◆ Assignment ◆
Retype every entry word for word. Omit the pictures.

◆ Supplied material ◆
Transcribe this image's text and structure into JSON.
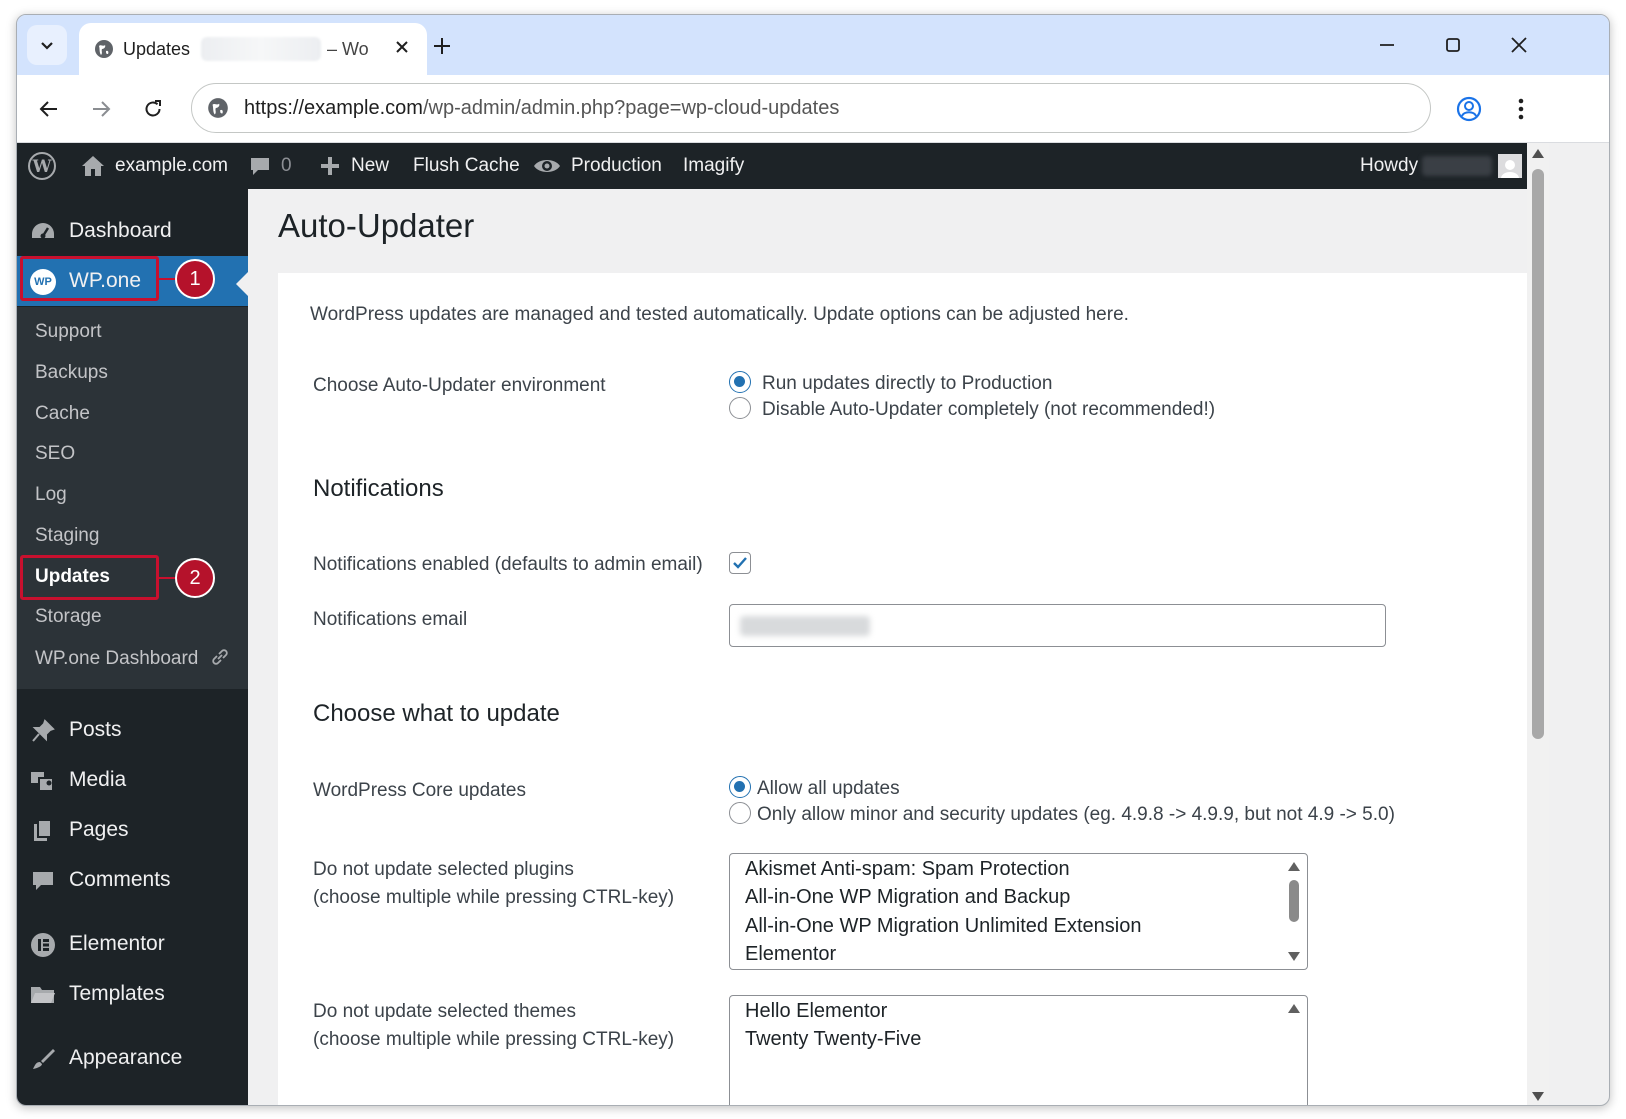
{
  "browser": {
    "tab_title": "Updates",
    "tab_title_suffix": "– Wo",
    "url_host": "https://example.com",
    "url_path": "/wp-admin/admin.php?page=wp-cloud-updates"
  },
  "adminbar": {
    "site_name": "example.com",
    "comments_count": "0",
    "new_label": "New",
    "flush_cache_label": "Flush Cache",
    "production_label": "Production",
    "imagify_label": "Imagify",
    "howdy_label": "Howdy"
  },
  "sidebar": {
    "dashboard": "Dashboard",
    "wpone": "WP.one",
    "wpone_badge": "WP",
    "submenu": [
      "Support",
      "Backups",
      "Cache",
      "SEO",
      "Log",
      "Staging",
      "Updates",
      "Storage",
      "WP.one Dashboard"
    ],
    "posts": "Posts",
    "media": "Media",
    "pages": "Pages",
    "comments": "Comments",
    "elementor": "Elementor",
    "templates": "Templates",
    "appearance": "Appearance",
    "callout_1": "1",
    "callout_2": "2"
  },
  "main": {
    "page_title": "Auto-Updater",
    "intro": "WordPress updates are managed and tested automatically. Update options can be adjusted here.",
    "env_label": "Choose Auto-Updater environment",
    "env_options": [
      {
        "label": "Run updates directly to Production",
        "selected": true
      },
      {
        "label": "Disable Auto-Updater completely (not recommended!)",
        "selected": false
      }
    ],
    "notifications_heading": "Notifications",
    "notifications_enabled_label": "Notifications enabled (defaults to admin email)",
    "notifications_enabled": true,
    "notifications_email_label": "Notifications email",
    "choose_heading": "Choose what to update",
    "core_label": "WordPress Core updates",
    "core_options": [
      {
        "label": "Allow all updates",
        "selected": true
      },
      {
        "label": "Only allow minor and security updates (eg. 4.9.8 -> 4.9.9, but not 4.9 -> 5.0)",
        "selected": false
      }
    ],
    "plugins_label_1": "Do not update selected plugins",
    "plugins_label_2": "(choose multiple while pressing CTRL-key)",
    "plugins": [
      "Akismet Anti-spam: Spam Protection",
      "All-in-One WP Migration and Backup",
      "All-in-One WP Migration Unlimited Extension",
      "Elementor"
    ],
    "themes_label_1": "Do not update selected themes",
    "themes_label_2": "(choose multiple while pressing CTRL-key)",
    "themes": [
      "Hello Elementor",
      "Twenty Twenty-Five"
    ]
  },
  "colors": {
    "wp_dark": "#1d2327",
    "wp_blue": "#2271b1",
    "callout_red": "#c8102e",
    "chrome_tab_strip": "#d3e3fd"
  }
}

◆ Solution to this problem ◆
Transcribe this image's text and structure into JSON.
{
  "browser": {
    "tab_title": "Updates",
    "tab_title_suffix": "– Wo",
    "url_host": "https://example.com",
    "url_path": "/wp-admin/admin.php?page=wp-cloud-updates"
  },
  "adminbar": {
    "site_name": "example.com",
    "comments_count": "0",
    "new_label": "New",
    "flush_cache_label": "Flush Cache",
    "production_label": "Production",
    "imagify_label": "Imagify",
    "howdy_label": "Howdy"
  },
  "sidebar": {
    "dashboard": "Dashboard",
    "wpone": "WP.one",
    "wpone_badge": "WP",
    "submenu": [
      "Support",
      "Backups",
      "Cache",
      "SEO",
      "Log",
      "Staging",
      "Updates",
      "Storage",
      "WP.one Dashboard"
    ],
    "posts": "Posts",
    "media": "Media",
    "pages": "Pages",
    "comments": "Comments",
    "elementor": "Elementor",
    "templates": "Templates",
    "appearance": "Appearance",
    "callout_1": "1",
    "callout_2": "2"
  },
  "main": {
    "page_title": "Auto-Updater",
    "intro": "WordPress updates are managed and tested automatically. Update options can be adjusted here.",
    "env_label": "Choose Auto-Updater environment",
    "env_options": [
      {
        "label": "Run updates directly to Production",
        "selected": true
      },
      {
        "label": "Disable Auto-Updater completely (not recommended!)",
        "selected": false
      }
    ],
    "notifications_heading": "Notifications",
    "notifications_enabled_label": "Notifications enabled (defaults to admin email)",
    "notifications_enabled": true,
    "notifications_email_label": "Notifications email",
    "choose_heading": "Choose what to update",
    "core_label": "WordPress Core updates",
    "core_options": [
      {
        "label": "Allow all updates",
        "selected": true
      },
      {
        "label": "Only allow minor and security updates (eg. 4.9.8 -> 4.9.9, but not 4.9 -> 5.0)",
        "selected": false
      }
    ],
    "plugins_label_1": "Do not update selected plugins",
    "plugins_label_2": "(choose multiple while pressing CTRL-key)",
    "plugins": [
      "Akismet Anti-spam: Spam Protection",
      "All-in-One WP Migration and Backup",
      "All-in-One WP Migration Unlimited Extension",
      "Elementor"
    ],
    "themes_label_1": "Do not update selected themes",
    "themes_label_2": "(choose multiple while pressing CTRL-key)",
    "themes": [
      "Hello Elementor",
      "Twenty Twenty-Five"
    ]
  },
  "colors": {
    "wp_dark": "#1d2327",
    "wp_blue": "#2271b1",
    "callout_red": "#c8102e",
    "chrome_tab_strip": "#d3e3fd"
  }
}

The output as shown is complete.